Here's why to expect Beck in the big leagues sooner than later

March 25th, 2024

SCOTTSDALE, Ariz. -- Rockies officials who are asked about outfielder Jordan Beck, MLB Pipeline’s No. 81 prospect, speak with the care that comes with trying not to build lofty expectations.

But before the words comes the real answer -- a smile.

Hitting coach Hensley Meulens extended his reaction to a chuckle.

“He’s very confident in himself and his abilities -- that’s a big plus when you’re in your first big league camp and trying to show off your skills,” Meulens said. “And he works, too. When he comes to the cage, he knows exactly what to do. But the most important thing is he competes at a high level -- it doesn't matter who's pitching or who it’s against. That doesn't bother him.”

The reaction suggests that if there is an opening in the Rockies’ starting lineup (there isn’t one), they would be open to doing what they did last year with Brenton Doyle and Nolan Jones -- letting Beck display his talent in the Majors.

The Rockies have noted Beck’s mature offensive approach and have kept playing him in Cactus League games despite moving him to Minor League camp on March 12. The club keeps smiling with the hits -- like the go-ahead single in Friday’s 3-2 victory against the Rangers.
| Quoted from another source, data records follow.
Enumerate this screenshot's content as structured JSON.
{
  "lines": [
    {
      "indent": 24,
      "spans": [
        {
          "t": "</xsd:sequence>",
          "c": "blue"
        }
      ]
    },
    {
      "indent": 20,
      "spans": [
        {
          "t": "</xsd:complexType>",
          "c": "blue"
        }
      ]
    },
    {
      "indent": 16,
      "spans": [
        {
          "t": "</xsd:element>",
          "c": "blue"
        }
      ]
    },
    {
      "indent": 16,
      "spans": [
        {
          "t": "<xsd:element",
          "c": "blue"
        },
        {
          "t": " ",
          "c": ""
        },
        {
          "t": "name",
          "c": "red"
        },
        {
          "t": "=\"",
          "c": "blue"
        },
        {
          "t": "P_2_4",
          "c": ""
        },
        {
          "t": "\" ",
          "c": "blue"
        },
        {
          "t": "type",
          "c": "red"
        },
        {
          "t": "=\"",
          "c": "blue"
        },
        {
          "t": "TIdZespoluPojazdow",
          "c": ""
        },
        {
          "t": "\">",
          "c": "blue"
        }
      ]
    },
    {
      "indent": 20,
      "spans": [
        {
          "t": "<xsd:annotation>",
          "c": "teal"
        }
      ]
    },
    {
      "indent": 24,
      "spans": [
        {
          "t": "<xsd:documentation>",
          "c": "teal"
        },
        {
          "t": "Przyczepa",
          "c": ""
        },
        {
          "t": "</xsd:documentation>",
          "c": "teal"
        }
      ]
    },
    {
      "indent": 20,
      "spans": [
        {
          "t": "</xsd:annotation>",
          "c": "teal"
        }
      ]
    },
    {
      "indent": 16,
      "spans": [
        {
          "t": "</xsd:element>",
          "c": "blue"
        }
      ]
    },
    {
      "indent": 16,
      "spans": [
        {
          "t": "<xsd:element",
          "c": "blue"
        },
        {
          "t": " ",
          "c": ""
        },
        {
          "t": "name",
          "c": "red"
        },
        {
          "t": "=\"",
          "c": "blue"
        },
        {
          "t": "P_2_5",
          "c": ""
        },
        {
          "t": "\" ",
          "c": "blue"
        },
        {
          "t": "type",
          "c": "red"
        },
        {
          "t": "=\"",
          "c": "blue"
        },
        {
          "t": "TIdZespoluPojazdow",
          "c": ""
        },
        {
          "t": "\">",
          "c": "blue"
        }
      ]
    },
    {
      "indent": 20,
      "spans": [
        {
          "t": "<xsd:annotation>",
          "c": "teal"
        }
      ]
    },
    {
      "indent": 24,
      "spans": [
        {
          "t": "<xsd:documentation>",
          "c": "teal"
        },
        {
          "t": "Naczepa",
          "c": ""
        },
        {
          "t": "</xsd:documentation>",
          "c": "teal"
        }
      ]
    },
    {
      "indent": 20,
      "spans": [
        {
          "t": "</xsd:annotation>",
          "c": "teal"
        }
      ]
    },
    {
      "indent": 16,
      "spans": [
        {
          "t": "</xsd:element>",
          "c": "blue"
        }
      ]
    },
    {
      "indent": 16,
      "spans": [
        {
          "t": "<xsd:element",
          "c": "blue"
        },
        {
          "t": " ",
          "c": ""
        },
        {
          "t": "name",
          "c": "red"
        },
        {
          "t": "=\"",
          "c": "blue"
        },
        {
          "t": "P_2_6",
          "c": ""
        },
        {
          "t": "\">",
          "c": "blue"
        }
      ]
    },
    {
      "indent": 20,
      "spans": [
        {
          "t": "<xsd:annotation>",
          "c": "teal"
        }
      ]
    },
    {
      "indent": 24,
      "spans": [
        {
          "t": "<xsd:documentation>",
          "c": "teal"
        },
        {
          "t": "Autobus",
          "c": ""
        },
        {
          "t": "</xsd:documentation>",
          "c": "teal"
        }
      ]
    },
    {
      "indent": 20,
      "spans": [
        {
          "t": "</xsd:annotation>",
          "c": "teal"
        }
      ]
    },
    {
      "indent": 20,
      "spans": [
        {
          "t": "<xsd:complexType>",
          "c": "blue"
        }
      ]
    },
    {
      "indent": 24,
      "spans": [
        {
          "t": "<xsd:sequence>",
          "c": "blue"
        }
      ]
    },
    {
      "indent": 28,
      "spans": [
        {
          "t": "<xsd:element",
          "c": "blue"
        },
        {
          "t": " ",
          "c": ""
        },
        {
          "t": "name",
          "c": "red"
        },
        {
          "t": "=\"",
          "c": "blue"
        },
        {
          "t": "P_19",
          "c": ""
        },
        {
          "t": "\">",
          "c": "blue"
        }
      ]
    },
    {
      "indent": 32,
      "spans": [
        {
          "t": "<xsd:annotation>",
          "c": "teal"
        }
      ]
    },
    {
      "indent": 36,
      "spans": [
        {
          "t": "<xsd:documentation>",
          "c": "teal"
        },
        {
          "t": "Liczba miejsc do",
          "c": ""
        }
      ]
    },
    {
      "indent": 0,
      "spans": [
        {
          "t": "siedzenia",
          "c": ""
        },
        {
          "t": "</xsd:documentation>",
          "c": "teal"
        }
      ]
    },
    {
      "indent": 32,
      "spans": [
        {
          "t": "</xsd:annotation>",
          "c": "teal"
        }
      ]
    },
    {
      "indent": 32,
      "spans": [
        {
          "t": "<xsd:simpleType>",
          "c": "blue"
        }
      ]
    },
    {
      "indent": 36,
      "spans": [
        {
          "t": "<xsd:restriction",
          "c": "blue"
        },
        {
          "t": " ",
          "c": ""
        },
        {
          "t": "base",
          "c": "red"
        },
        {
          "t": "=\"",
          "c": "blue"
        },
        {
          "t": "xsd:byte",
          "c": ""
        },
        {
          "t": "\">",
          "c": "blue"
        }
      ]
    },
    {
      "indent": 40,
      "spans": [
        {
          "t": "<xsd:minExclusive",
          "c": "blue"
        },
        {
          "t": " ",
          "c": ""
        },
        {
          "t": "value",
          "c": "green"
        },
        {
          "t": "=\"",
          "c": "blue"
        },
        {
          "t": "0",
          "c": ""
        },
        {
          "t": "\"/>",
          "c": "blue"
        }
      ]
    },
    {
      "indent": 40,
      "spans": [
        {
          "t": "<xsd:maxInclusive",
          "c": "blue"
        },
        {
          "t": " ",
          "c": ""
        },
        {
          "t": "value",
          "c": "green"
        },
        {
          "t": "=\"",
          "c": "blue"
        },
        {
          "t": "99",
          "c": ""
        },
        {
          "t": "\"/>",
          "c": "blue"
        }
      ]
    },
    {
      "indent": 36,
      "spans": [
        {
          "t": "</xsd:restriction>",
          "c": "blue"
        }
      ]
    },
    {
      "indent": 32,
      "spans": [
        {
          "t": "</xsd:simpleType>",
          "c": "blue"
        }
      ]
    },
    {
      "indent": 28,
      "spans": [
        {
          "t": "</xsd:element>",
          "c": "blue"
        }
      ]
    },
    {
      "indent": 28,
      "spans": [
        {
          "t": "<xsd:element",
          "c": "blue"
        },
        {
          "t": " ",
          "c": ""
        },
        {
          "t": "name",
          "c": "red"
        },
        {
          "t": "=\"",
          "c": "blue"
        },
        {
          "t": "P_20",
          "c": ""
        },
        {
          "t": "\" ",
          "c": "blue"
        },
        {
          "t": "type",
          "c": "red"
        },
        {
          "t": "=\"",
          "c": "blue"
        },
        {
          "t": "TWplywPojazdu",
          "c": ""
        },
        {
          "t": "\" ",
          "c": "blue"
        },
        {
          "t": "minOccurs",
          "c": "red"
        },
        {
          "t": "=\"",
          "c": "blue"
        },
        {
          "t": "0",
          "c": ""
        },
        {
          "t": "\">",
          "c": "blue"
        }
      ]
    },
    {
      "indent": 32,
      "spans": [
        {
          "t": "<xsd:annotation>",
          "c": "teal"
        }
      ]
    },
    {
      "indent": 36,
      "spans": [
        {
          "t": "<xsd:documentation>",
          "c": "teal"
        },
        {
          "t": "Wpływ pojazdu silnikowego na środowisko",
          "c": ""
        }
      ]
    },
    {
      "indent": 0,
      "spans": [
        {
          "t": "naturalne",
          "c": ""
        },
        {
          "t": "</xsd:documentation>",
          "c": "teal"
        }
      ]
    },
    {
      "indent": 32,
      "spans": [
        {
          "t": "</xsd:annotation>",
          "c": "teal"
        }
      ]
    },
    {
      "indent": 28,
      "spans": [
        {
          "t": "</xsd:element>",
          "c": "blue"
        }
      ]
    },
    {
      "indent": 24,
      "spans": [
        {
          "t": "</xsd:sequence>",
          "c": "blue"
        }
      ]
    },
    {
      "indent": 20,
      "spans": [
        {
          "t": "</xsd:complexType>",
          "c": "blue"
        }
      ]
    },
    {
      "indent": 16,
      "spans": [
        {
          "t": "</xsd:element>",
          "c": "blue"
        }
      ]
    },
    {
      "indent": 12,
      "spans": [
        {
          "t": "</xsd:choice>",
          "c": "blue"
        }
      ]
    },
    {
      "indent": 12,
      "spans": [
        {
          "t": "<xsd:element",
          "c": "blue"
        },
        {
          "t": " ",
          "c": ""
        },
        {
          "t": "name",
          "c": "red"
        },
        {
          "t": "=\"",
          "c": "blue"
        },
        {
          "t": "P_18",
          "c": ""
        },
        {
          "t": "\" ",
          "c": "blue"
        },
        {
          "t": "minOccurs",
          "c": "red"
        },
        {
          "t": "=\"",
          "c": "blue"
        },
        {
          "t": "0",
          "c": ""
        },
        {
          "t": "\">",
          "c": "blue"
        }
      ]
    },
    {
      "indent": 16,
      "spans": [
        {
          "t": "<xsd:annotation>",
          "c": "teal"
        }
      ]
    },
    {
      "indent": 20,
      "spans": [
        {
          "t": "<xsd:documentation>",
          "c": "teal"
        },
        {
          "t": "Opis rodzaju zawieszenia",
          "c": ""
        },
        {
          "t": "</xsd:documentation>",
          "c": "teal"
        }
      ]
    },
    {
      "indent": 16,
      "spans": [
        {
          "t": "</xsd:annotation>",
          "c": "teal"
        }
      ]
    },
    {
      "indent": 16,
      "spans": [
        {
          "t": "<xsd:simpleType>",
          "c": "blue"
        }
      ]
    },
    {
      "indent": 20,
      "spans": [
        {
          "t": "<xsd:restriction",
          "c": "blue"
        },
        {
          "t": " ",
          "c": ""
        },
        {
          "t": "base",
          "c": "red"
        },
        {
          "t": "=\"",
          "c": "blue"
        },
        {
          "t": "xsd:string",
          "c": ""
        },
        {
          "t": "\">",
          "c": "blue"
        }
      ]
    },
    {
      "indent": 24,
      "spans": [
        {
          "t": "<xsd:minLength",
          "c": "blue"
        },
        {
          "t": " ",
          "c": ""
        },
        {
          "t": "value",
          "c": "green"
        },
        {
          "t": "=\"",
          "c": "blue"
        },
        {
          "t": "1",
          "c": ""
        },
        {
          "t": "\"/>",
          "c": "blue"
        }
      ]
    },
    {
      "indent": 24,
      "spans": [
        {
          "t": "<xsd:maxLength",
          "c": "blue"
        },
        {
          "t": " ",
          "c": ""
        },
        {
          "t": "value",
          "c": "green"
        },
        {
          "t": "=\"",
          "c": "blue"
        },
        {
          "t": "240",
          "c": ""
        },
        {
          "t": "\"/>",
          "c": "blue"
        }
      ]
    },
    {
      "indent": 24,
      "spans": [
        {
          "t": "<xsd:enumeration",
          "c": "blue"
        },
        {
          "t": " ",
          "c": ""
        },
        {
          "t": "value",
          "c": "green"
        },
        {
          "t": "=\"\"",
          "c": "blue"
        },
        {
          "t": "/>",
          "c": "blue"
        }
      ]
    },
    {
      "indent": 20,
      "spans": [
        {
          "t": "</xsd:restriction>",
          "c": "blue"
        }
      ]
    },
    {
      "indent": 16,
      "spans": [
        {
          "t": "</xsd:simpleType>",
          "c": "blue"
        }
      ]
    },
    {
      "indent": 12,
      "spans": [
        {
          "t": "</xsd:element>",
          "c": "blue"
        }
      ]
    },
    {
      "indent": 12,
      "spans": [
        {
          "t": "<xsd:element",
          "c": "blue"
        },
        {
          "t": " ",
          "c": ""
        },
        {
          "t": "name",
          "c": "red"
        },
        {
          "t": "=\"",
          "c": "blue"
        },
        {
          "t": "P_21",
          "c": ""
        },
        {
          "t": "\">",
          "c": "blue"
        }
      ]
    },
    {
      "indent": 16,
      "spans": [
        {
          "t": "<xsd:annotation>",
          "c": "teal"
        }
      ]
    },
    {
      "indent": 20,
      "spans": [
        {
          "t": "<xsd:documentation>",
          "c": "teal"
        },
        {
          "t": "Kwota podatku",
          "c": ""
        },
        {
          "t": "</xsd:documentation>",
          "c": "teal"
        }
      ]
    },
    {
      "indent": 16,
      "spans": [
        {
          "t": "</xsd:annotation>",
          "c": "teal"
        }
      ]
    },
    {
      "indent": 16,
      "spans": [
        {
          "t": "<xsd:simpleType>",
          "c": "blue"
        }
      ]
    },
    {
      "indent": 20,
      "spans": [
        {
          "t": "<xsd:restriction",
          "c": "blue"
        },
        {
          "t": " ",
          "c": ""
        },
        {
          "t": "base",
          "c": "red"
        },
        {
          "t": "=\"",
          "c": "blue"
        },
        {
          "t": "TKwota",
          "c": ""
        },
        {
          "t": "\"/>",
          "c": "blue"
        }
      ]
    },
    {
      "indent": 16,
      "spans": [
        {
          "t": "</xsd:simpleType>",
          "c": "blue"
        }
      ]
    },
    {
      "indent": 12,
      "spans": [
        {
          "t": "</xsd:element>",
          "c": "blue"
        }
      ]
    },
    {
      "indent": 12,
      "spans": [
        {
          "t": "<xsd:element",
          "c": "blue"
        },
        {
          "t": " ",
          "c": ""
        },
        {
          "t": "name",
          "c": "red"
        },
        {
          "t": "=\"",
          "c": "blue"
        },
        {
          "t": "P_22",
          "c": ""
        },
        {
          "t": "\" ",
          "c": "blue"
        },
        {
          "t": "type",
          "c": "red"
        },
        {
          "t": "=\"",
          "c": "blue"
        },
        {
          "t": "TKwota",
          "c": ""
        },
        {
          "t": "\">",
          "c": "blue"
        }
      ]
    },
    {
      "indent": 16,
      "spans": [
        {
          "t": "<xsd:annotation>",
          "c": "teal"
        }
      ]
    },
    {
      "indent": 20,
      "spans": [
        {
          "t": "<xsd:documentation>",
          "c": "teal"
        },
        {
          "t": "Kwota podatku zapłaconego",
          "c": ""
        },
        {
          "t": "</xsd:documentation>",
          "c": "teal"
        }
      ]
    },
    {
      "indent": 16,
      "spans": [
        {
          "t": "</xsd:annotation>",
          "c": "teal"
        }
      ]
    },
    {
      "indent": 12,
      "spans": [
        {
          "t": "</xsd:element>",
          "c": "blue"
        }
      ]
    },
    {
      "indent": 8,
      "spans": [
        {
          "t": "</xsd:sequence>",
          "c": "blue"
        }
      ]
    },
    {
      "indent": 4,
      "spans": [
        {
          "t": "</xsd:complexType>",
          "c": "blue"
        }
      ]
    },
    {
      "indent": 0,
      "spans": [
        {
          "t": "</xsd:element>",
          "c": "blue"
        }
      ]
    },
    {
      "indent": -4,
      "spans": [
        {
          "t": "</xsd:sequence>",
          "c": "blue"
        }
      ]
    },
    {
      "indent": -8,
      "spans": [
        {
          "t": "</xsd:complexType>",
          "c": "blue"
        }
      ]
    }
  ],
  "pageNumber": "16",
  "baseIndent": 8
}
Beck is hitting .370 with two doubles and a triple in Spring Training.

Before Sunday’s 7-3 victory over the White Sox, it was the Rockies’ turn to make Beck smile. They presented him with the Abby Greer Award, which goes annually to the team’s Spring Training MVP (player development emphasis).

Beck, 22, drafted 38th overall in the 2022 MLB Draft out of the University of Tennessee, batted a combined .271 with 25 home runs, 20 stolen bases and 91 RBIs between time at High-A Spokane (76 games) and Double-A Hartford (50 games) last season -- his first full year as a professional.

“In a really good baseball conference, the SEC, he has been exposed to a collegiate big game,” Rockies manager Bud Black said. “He feels comfortable in the clubhouse. He’s not overly confident. He knows his place. He’s not awed by it and he’s respectful.”

Listed at 6-foot-3 and 225 pounds, Beck excites the Rockies with a power-speed combination. After pushing to Double-A and dealing with late-season fatigue, Beck struck out 71 times in 50 games. But Beck has learned from it all.

Friday’s winning hit off the Rangers’ Jack Leiter -- whom Beck faced against Vanderbilt -- came after strikeouts on his first three at-bats.

“You’re gonna have tough days at the plate, and it started as one of those,” Beck said. “I just stayed confident in myself, but I could get to the pitch.”

Beck, who is likely to begin the Minor League season at Triple-A Albuquerque, turned heads even though he didn’t hit a Cactus League home run this spring.

“That’s something that’s a large part of my game,” Beck said. “Those homers will come. They [didn’t] come in Spring Training yet, but they will come.”

Beck then smiled. The Rockies are smiling with him.

• Catcher cut down two runners on stolen-base attempts on Sunday to increase his spring total to five. The regular defense has two players with Gold Glove Awards in their careers (Brenton Doyle and Brendan Rodgers) and several other finalists. Díaz’s throwing is an underappreciated part of the Rockies’ potential defense.

“Last year he had a good year throwing the ball, doing his part to thwart the running game,” Black said. “If given a chance from the pitching, he’s going to throw guys out because he’s got great throwing mechanics, good footwork and a strong arm. The accuracy piece is there, too."

• Lefty , the No. 3 starter, rebounded from giving up eight runs in 2 1/3 innings to the Mariners in his previous start by holding the White Sox to one run and four hits in five innings. He walked two and was not happy with a fifth-inning leadoff walk on four pitches to the aggressive Rafael Ortega, but it didn’t hurt him.

“You’re not going to take every result, good or bad, at Spring Training at face value, but you obviously want to have success,” said Gomber, who threw 76 pitches and feels his stamina is regular-season ready.

• A couple good sequences from Triple-A depth players: utility man powered his third spring homer, a three-run blast in the seventh, and right-handed reliever brushed aside a ninth-inning leadoff walk and struck out the next three hitters. Minor League camp player Trevor Boone also homered.